The board is a critical component of an RSD as it directs the district, forms a plan for the future, establishes mission, vision, and values, has the ability to fire and hire the staff, and is ultimately legally responsible for all decisions.
Elections/Appointments of Board Members
Utility boards are appointed and/or elected. The requirements for trustees or board members are located in IC 13-26-4. The board must always have an odd number of members varying from 3 to 13. The members must be selected through appointment or election in the methods accepted by the sections of the Indiana Code governing regional districts.
Each board member should be given a general job description (see sample board member job description [PDF]). In addition, it is a good idea to make up a list of expected responsibilities for each officer. Your board may operate very differently, but it is still a good idea to outline duties so that both the district and the member get what they expect.
Conflict of Interest
The Indiana State Board of Accounts requires completed Conflict of Interest forms for board members. The purpose is to ensure that board members do not vote on difficult issues that may present a conflict of interest, based on their personal pursuits or activities. In addition, when a potential conflict of interest does occur, a board member must declare this to the board and must abstain from voting. Examples include situations in which the board member has confidential information, or would profit financially or otherwise benefit. SBOA has a form [PDF] which should be used for this purpose.

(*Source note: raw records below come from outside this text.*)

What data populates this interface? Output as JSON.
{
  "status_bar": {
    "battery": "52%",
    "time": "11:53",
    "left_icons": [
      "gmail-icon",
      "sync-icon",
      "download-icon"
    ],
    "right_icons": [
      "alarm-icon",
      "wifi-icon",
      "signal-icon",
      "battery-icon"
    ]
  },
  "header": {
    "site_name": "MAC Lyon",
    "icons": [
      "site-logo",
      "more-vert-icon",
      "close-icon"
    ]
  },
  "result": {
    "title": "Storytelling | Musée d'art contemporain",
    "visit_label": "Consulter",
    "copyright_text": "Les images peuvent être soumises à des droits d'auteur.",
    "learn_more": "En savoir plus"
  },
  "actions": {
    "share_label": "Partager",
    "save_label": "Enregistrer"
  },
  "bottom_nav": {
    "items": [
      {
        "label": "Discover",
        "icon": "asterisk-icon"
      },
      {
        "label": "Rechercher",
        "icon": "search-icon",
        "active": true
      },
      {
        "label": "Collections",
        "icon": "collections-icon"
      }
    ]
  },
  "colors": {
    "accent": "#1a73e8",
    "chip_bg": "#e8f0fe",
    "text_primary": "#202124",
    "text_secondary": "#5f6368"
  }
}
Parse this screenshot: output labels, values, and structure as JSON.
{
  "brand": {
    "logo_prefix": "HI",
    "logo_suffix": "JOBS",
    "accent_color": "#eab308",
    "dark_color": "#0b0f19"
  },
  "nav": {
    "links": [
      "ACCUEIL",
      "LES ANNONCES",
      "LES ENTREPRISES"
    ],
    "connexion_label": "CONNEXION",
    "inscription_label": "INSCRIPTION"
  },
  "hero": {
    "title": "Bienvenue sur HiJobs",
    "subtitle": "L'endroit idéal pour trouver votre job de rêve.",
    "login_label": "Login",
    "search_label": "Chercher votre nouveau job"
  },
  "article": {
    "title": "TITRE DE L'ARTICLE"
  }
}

The legal responsibilities of board members, detailed in this portion of the guide, make the board members legally responsible and liable for decisions of the district. Therefore, it is important for a district to have insurance. The size and scope of the district should help to dictate the policy.
Important Preliminary Tasks
There are two tasks that the new board should address quickly. First, the board should write and approve by-laws. By-laws outline the rules for the board and the organization. Secondly, the board should write a mission statement, explaining why the district exists and what they seek to do. Mission statements provide direction to board members (see sample bylaws [PDF] and set of mission, vision, values, and goal statements [PDF]).
Listed below are some of the main legally-required and suggested functions for a board. Please note that this list is not all-inclusive.
- Ensure that the utility complies with all applicable federal, state, and local laws and ordinances.
- Conduct business only as a board. Any decision must be made by the board as a whole and is therefore legally binding.
- Avoid conflicts of interest or even the appearance of conflict. Board members with fiduciary interests in a company doing business with the utility should abstain from voting on issues related to these businesses. A conflict of interest form should also be filed with the utility clerk and kept on file.
- Ensure that the utility receives, records, and expends funds in accordance with acceptable accounting, purchasing, and record-keeping standards, and that all records are made available according to state and federal law.
- Ensure that revenues cover operations, plus debt service and reserves. Rate review should be part of the periodic utility review process. Utilities need to function as a business and as such require strategic planning to ensure utility operations are maintained and that customers are satisfied.
- Board members must direct all operations.
- Board members have a legal responsibility to protect utility assets.
- Board members must validate all major contracts.
- Members should attend all board meetings.
- Duty of Care - A legal relationship arising from a standard of care, violation of which subjects the actor to liability. 1
- Duty of Obedience - The duty of obedience requires officers and directors to perform their duties in accordance with applicable statutes, and with the association's articles of incorporation, bylaws and policies. 2
- Duty of Loyalty - A person's duty not to engage in self-dealings or otherwise use his or her position to further personal interests rather than those of the beneficiary. 3
1) Darner, Bryan A., ed. 2004 Black's Law Dictionary, Eighth Edition. Thomson: St. Paul, Minnesota.
2) Professional Practice Statement of the Association Forum of Chicagoland, Fiduciary and Management Duties for the Association Executive and Governing Body.
3) Darner, Bryan A., ed. 2004 Black's Law Dictionary, Eighth Edition. Thomson: St. Paul, Minnesota.
Suggestions for Boards
- Require attendance at meetings of board members, utility operator, engineer, and the utilities clerk.
- Require an agenda listing items that require board action.
- Record minutes of meetings, read minutes, and make sure they are correct. Minutes of the last meeting need not necessarily be read at the meeting, but all members will be expected to read them beforehand. Minutes may then be accepted or amended. If requested, the secretary will read the minutes.
- Record objections and debate controversial or difficult issues.
- Conduct an annual audit.
- Review financial statements and budget summaries; insist on explanations.
- Require monthly reports of operations from the utility's operators and clerks or other financial operators, including copies of expenditures.
- Require a work order system for all utility operations as a means of tracking problems, resolutions, and expenditures.
- Allow a general public comment period at the end of the regular business session.
- Generally, follow Robert's Rules of Order as a guide for conducting meetings.